According to foreign media reports, in the late stage of Parkinson’s disease, some patients will have a condition called “frozen gait”, that is, they temporarily lose the ability to move forward while walking. Nexstride was designed to solve this problem by using lasers to guide their feet. Freezing gait is obviously quite frustrating, and at the same time it can be dangerous. This is because when people’s feet are fixed on the floor, their upper body continues to move forward, which can cause them to lose their balance and fall.
As a student at Caltech, Sidney Collin was responsible for developing a walking aid for a local Parkinson’s disease patient with gait freezing.

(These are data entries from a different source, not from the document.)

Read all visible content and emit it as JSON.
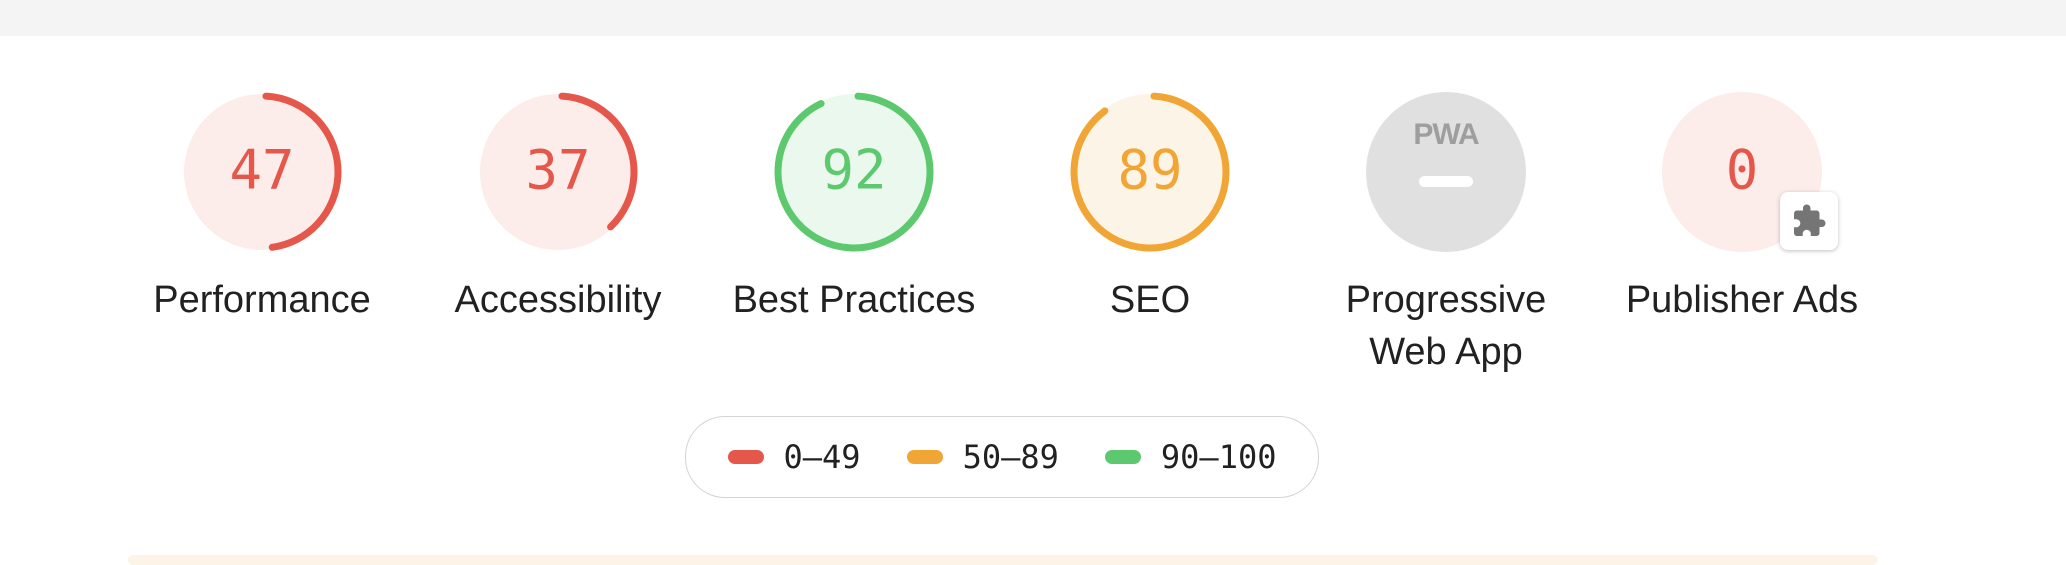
{
  "colors": {
    "fail": "#e5574b",
    "fail_bg": "#fcecea",
    "average": "#f0a534",
    "average_bg": "#fdf4e8",
    "pass": "#5dc96f",
    "pass_bg": "#ebf8ee",
    "na": "#9e9e9e",
    "na_bg": "#e0e0e0"
  },
  "gauges": [
    {
      "id": "performance",
      "label": "Performance",
      "score": "47",
      "fraction": 0.47,
      "rating": "fail"
    },
    {
      "id": "accessibility",
      "label": "Accessibility",
      "score": "37",
      "fraction": 0.37,
      "rating": "fail"
    },
    {
      "id": "best-practices",
      "label": "Best Practices",
      "score": "92",
      "fraction": 0.92,
      "rating": "pass"
    },
    {
      "id": "seo",
      "label": "SEO",
      "score": "89",
      "fraction": 0.89,
      "rating": "average"
    },
    {
      "id": "pwa",
      "label": "Progressive Web App",
      "badge": "PWA",
      "icon": "pwa-badge-icon",
      "rating": "na"
    },
    {
      "id": "publisher-ads",
      "label": "Publisher Ads",
      "score": "0",
      "fraction": 0.0,
      "rating": "fail",
      "icon": "puzzle-piece-icon"
    }
  ],
  "legend": [
    {
      "range": "0–49",
      "rating": "fail"
    },
    {
      "range": "50–89",
      "rating": "average"
    },
    {
      "range": "90–100",
      "rating": "pass"
    }
  ]
}
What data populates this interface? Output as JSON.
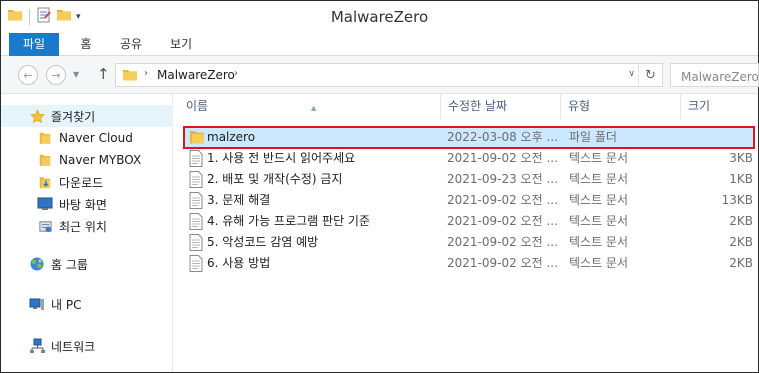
{
  "window": {
    "title": "MalwareZero"
  },
  "ribbon": {
    "tabs": [
      "파일",
      "홈",
      "공유",
      "보기"
    ]
  },
  "address": {
    "crumb": "MalwareZero",
    "search_placeholder": "MalwareZero 검색"
  },
  "nav": {
    "favorites": "즐겨찾기",
    "items": [
      "Naver Cloud",
      "Naver MYBOX",
      "다운로드",
      "바탕 화면",
      "최근 위치"
    ],
    "homegroup": "홈 그룹",
    "pc": "내 PC",
    "network": "네트워크"
  },
  "columns": {
    "name": "이름",
    "date": "수정한 날짜",
    "type": "유형",
    "size": "크기"
  },
  "files": [
    {
      "name": "malzero",
      "date": "2022-03-08 오후 ...",
      "type": "파일 폴더",
      "size": "",
      "icon": "folder-icon"
    },
    {
      "name": "1. 사용 전 반드시 읽어주세요",
      "date": "2021-09-02 오전 ...",
      "type": "텍스트 문서",
      "size": "3KB",
      "icon": "text-file-icon"
    },
    {
      "name": "2. 배포 및 개작(수정) 금지",
      "date": "2021-09-23 오전 ...",
      "type": "텍스트 문서",
      "size": "1KB",
      "icon": "text-file-icon"
    },
    {
      "name": "3. 문제 해결",
      "date": "2021-09-02 오전 ...",
      "type": "텍스트 문서",
      "size": "13KB",
      "icon": "text-file-icon"
    },
    {
      "name": "4. 유해 가능 프로그램 판단 기준",
      "date": "2021-09-02 오전 ...",
      "type": "텍스트 문서",
      "size": "2KB",
      "icon": "text-file-icon"
    },
    {
      "name": "5. 악성코드 감염 예방",
      "date": "2021-09-02 오전 ...",
      "type": "텍스트 문서",
      "size": "2KB",
      "icon": "text-file-icon"
    },
    {
      "name": "6. 사용 방법",
      "date": "2021-09-02 오전 ...",
      "type": "텍스트 문서",
      "size": "2KB",
      "icon": "text-file-icon"
    }
  ],
  "colors": {
    "accent": "#1979ca",
    "selection": "#cce8ff",
    "highlight_box": "#e0141e",
    "folder": "#e8b735"
  }
}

Now, she is the CEO of de Oro devices, and her nexstride has become the company’s latest product.
It is understood that nexstride uses rubber O-rings, which are mounted on the user’s walking stick, walking aid or walking rod. It contains an electronic metronome with an adjustable rhythm and an angle adjustable laser facing downward – which projects a green line on the floor in front of the user, perpendicular to their direction of travel.
Previous studies have shown that visible targets on the ground, such as the lines between the tiles, can alleviate gait freezes to some extent, allowing users to look at them before stepping out. This activates circuits in their brains so they can continue to walk. Nexstride is understood to cost $599.